Canada Adopts the Anticipated Profits Approach for Calculating a Reasonable Royalty Rate
Author(s): Michael Crichton
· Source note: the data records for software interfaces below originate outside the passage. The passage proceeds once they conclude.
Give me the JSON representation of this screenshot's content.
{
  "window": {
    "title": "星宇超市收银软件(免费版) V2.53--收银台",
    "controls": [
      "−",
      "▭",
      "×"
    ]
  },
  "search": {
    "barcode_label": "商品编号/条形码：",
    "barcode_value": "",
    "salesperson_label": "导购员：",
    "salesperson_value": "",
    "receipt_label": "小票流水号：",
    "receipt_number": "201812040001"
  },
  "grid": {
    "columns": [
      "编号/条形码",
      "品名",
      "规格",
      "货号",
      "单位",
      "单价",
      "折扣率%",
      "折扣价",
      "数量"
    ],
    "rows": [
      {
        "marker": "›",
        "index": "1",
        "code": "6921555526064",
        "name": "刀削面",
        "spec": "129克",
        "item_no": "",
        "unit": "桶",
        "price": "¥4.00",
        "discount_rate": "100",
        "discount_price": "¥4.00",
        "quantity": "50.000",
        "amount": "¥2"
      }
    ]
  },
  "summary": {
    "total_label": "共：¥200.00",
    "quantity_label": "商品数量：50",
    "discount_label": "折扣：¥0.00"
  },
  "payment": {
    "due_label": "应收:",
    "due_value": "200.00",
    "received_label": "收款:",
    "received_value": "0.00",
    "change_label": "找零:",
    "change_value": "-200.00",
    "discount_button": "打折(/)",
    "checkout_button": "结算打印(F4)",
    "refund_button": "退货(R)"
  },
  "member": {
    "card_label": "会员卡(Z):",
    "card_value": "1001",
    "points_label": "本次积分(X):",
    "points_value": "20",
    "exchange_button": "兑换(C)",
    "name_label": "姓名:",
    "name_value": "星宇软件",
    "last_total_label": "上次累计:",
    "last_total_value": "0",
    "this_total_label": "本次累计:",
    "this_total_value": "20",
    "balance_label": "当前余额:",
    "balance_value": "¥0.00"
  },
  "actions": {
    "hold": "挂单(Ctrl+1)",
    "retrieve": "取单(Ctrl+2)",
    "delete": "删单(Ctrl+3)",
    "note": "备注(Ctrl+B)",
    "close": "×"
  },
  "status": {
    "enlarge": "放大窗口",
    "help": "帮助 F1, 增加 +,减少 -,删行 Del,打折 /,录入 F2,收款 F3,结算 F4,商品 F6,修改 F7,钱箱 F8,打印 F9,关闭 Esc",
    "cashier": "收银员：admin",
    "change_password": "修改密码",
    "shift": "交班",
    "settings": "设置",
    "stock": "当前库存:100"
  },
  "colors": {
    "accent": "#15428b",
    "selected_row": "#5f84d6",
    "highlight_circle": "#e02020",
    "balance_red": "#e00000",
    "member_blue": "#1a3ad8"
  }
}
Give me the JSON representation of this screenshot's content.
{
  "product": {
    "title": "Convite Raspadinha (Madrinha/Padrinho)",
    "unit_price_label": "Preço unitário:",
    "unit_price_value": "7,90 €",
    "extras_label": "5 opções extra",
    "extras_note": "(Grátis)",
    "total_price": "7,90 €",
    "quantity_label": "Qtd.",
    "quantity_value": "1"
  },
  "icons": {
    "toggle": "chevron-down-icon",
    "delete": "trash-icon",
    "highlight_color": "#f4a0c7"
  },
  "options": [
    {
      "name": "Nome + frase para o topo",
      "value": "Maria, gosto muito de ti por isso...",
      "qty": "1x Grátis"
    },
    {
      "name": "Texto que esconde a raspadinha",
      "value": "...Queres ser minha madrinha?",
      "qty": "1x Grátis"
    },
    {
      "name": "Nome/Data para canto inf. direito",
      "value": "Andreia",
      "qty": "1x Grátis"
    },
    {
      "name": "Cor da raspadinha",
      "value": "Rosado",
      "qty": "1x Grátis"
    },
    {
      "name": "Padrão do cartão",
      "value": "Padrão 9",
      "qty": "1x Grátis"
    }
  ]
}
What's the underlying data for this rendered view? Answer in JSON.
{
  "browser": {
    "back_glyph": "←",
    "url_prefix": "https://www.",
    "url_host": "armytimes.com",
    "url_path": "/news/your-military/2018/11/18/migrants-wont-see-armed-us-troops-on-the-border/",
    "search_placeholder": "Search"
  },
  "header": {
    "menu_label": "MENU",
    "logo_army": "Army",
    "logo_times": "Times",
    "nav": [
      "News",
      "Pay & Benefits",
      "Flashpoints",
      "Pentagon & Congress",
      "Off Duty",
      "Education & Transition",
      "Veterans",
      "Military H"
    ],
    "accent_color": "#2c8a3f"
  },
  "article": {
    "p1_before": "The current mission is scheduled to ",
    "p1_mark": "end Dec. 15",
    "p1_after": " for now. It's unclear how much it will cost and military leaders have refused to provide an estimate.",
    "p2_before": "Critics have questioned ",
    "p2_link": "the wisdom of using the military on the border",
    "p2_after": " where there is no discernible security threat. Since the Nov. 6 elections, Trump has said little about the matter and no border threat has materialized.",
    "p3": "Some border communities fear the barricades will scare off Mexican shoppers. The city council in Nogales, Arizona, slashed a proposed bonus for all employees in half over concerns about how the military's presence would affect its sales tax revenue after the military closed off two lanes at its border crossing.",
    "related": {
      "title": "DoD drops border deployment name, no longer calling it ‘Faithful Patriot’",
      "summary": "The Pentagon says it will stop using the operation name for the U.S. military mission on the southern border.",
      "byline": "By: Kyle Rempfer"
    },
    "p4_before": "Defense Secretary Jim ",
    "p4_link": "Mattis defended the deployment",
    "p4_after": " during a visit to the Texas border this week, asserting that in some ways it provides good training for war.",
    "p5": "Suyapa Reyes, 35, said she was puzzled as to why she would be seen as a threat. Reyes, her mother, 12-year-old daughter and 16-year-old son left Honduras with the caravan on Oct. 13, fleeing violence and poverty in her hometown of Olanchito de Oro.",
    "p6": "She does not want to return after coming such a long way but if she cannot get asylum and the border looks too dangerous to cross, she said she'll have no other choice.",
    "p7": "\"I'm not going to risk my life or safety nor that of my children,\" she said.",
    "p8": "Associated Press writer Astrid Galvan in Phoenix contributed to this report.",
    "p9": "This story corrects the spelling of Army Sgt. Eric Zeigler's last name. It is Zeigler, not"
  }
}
Under the Patent Act, a successful plaintiff may be entitled to compensation arising from two distinct periods: (1) after patent grant; and (2) before patent grant, but after publication. With respect to the former, courts have quantified and awarded damages on several bases, including lost profits of the plaintiff and a reasonable royalty. With respect to the latter, s. 55(2) of the Patent Act contemplates “reasonable compensation” as the liability of an infringer. In a recent decision by the Federal Court, the phrase “reasonable compensation” was equated with “reasonable royalty.” To determine a “reasonable royalty,” the court will construct a hypothetical negotiation, and assess various factors to determine the appropriate amount of a hypothetical licensee’s—that is, an infringer’s—anticipated profits that should be paid to the hypothetical licensor—that is, the plaintiff—as a result of the patent infringement.